I also had a problem with some of the characters, which I feel like were created just to serve a purpose, such as Queen Charlotte. She had the potential to be a very interesting character but was left very under-developed. The Queen plays an important role in Bridgerton because she is essential to Daphne’s storyline and her chance to find a husband. However, that’s all she is. The audience gets very little background of her life, which leaves many questions unanswered regarding her decision-making process. One thing that I enjoyed about Queen Charlotte is that the actress who played her is a woman of color. Of course, this element is not historically accurate, but it gives the chance for the cast to be more racially diverse, which is something common in the productions of Shonda Rhimes. Ultimately, the premise of this choice was good but didn’t go as far as it could have. 

If you’ve heard about Bridgerton, or if you’ve already seen it, then there is a good chance that you were impressed by the amount of sexuality displayed in the show. I have to admit that it was too much for my taste, but it was definitely some high-quality content. By that I mean that all intimate scenes were very sincere and realistic. I thought that Daphne’s journey to discover her own sexuality thanks to Simon was very interesting and well-developed.

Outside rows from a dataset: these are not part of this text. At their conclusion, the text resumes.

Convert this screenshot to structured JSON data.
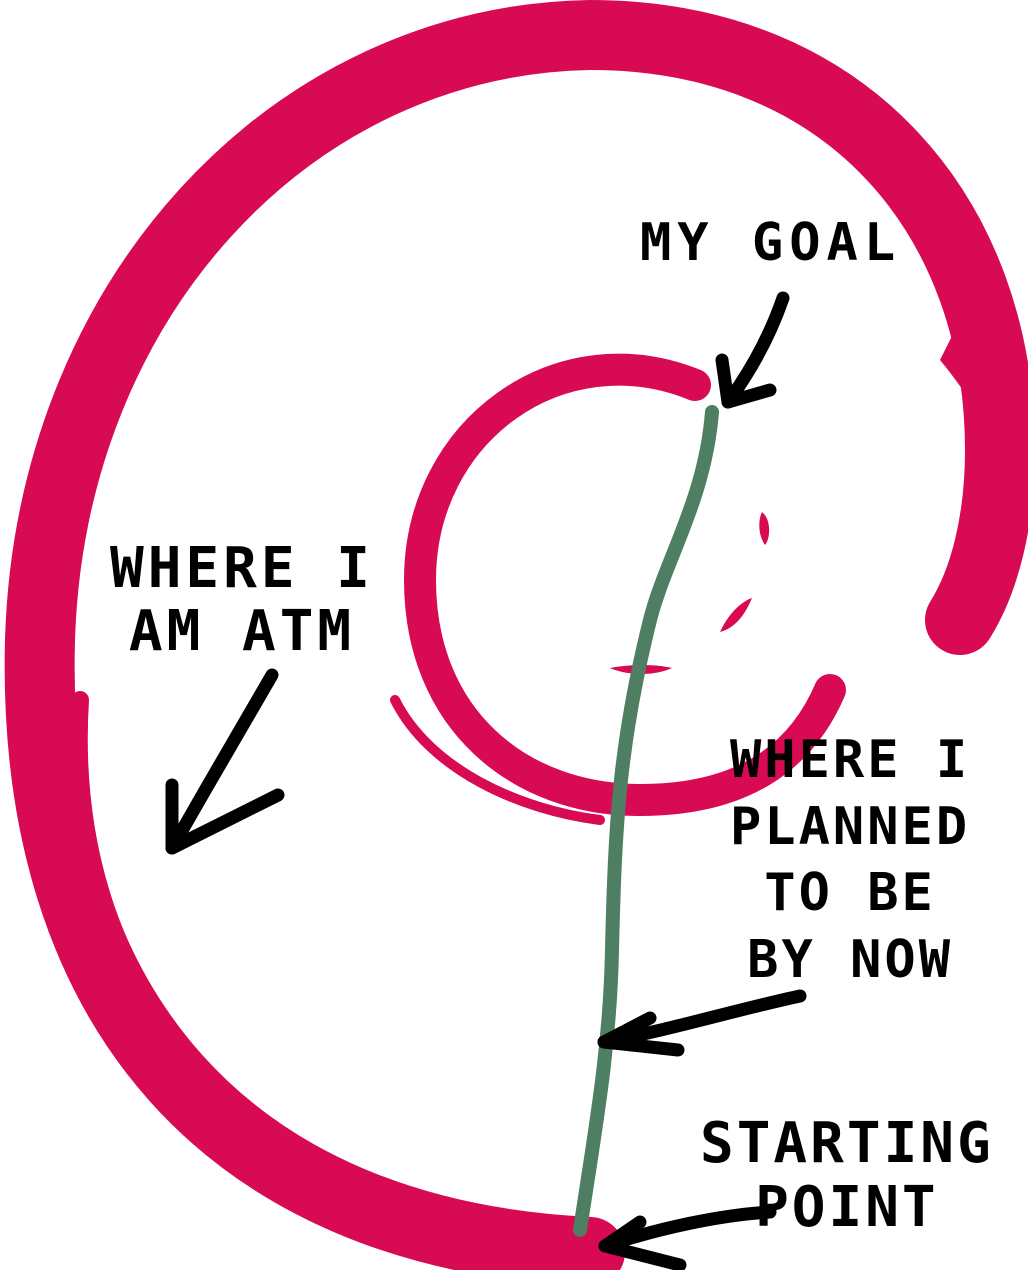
{
  "colors": {
    "swirl": "#D70A53",
    "path": "#4E7F62",
    "ink": "#000000",
    "background": "#FFFFFF"
  },
  "labels": {
    "goal": "MY GOAL",
    "atm": "WHERE I\nAM ATM",
    "planned": "WHERE I\nPLANNED\nTO BE\nBY NOW",
    "start": "STARTING\nPOINT"
  }
}
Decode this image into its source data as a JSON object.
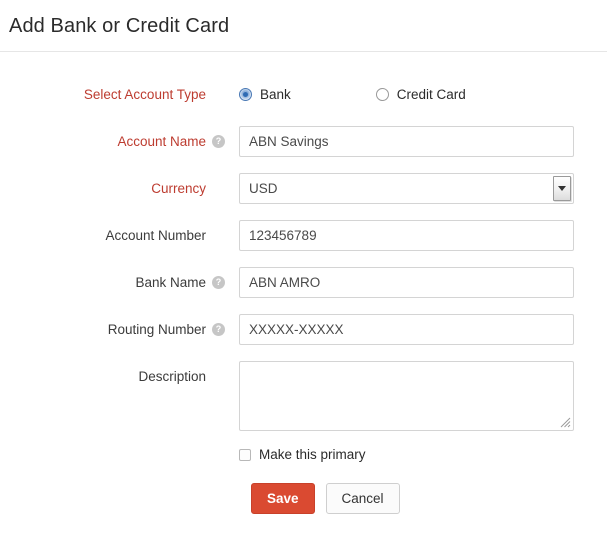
{
  "header": {
    "title": "Add Bank or Credit Card"
  },
  "form": {
    "account_type": {
      "label": "Select Account Type",
      "options": [
        {
          "label": "Bank",
          "selected": true
        },
        {
          "label": "Credit Card",
          "selected": false
        }
      ]
    },
    "account_name": {
      "label": "Account Name",
      "value": "ABN Savings",
      "help_icon": "question-mark-icon"
    },
    "currency": {
      "label": "Currency",
      "value": "USD"
    },
    "account_number": {
      "label": "Account Number",
      "value": "123456789"
    },
    "bank_name": {
      "label": "Bank Name",
      "value": "ABN AMRO",
      "help_icon": "question-mark-icon"
    },
    "routing_number": {
      "label": "Routing Number",
      "value": "XXXXX-XXXXX",
      "help_icon": "question-mark-icon"
    },
    "description": {
      "label": "Description",
      "value": ""
    },
    "make_primary": {
      "label": "Make this primary",
      "checked": false
    }
  },
  "actions": {
    "save_label": "Save",
    "cancel_label": "Cancel"
  },
  "colors": {
    "required_label": "#bd3c30",
    "save_button": "#da4a31",
    "radio_selected": "#2f6bb3",
    "border": "#d4d4d4"
  },
  "help_mark": "?"
}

Of course, it wasn’t easy for the actors to portray this level of intimacy on screen. That’s why Bridgerton’s producers, Shonda Rhymes, Chris Van Dusen, and Sarah Dollard, hired an intimacy coordinator, Lizzy Talbot, in order to help the actors at a psychological, as well as physical, level. As a matter of fact, all sex scenes were fully choreographed, just as they did for fight scenes. I was also very impressed by the way that the actors were able to create sexual tension especially at the beginning, when they hadn’t declared their love for each other yet. This sexual tension was the show’s greatest asset. However, it becomes frivolous throughout the later episodes. 

Flaws of the Show (Beware of spoilers!) 

Unfortunately—and here is a spoiler alert—after the marriage between Daphne and Simon takes place, the whole show seems to have a downfall, leading to an anti-climactic ending. I am referring to the reveal of Lady Whistledown’s true identity, which seemed to happen out of nowhere in a very flat way. I don’t understand this choice, considering that we already know that more seasons of Bridgerton are going to come out. The writer of the show, Chris Van Dusen, could have easily kept this detail a secret to make the audience eager to know what is going to happen next.  

However, the exposé of Lady Whistledown is not my biggest issue with the ending. I am more concerned about the fact that the show seems to support behavior that is simply unacceptable. I am referring to the very well-known rape scene, performed by Daphne on Simon, after her discovery that Simon could physically have children but didn’t want to have them. Everything is wrong with what happened in that scene, but the worst thing is that the act is never acknowledged as rape in the show, as if it is acceptable for a woman to sexually assault a man. Moreover, I can’t get over the fact that, in the end, Daphne gets what she wanted from the beginning— a child. This kind of resolution supports a kind of relationship in which one partner (Simon, the victim) must give up something to make the other happy (Daphne, the perpetrator). Instead, I would have loved to have seen Daphne and Simon find a compromise and still be happy without necessarily the presence of a child. 

Despite its flaws, Bridgerton is still an enjoyable show to watch. It is entertaining and not too long to be time consuming. Is it the best show on Netflix? Probably not. Am I going to watch the upcoming season? We’ll see about that. For what it’s worth, I don’t regret watching Bridgerton, but it won’t end up in my top list.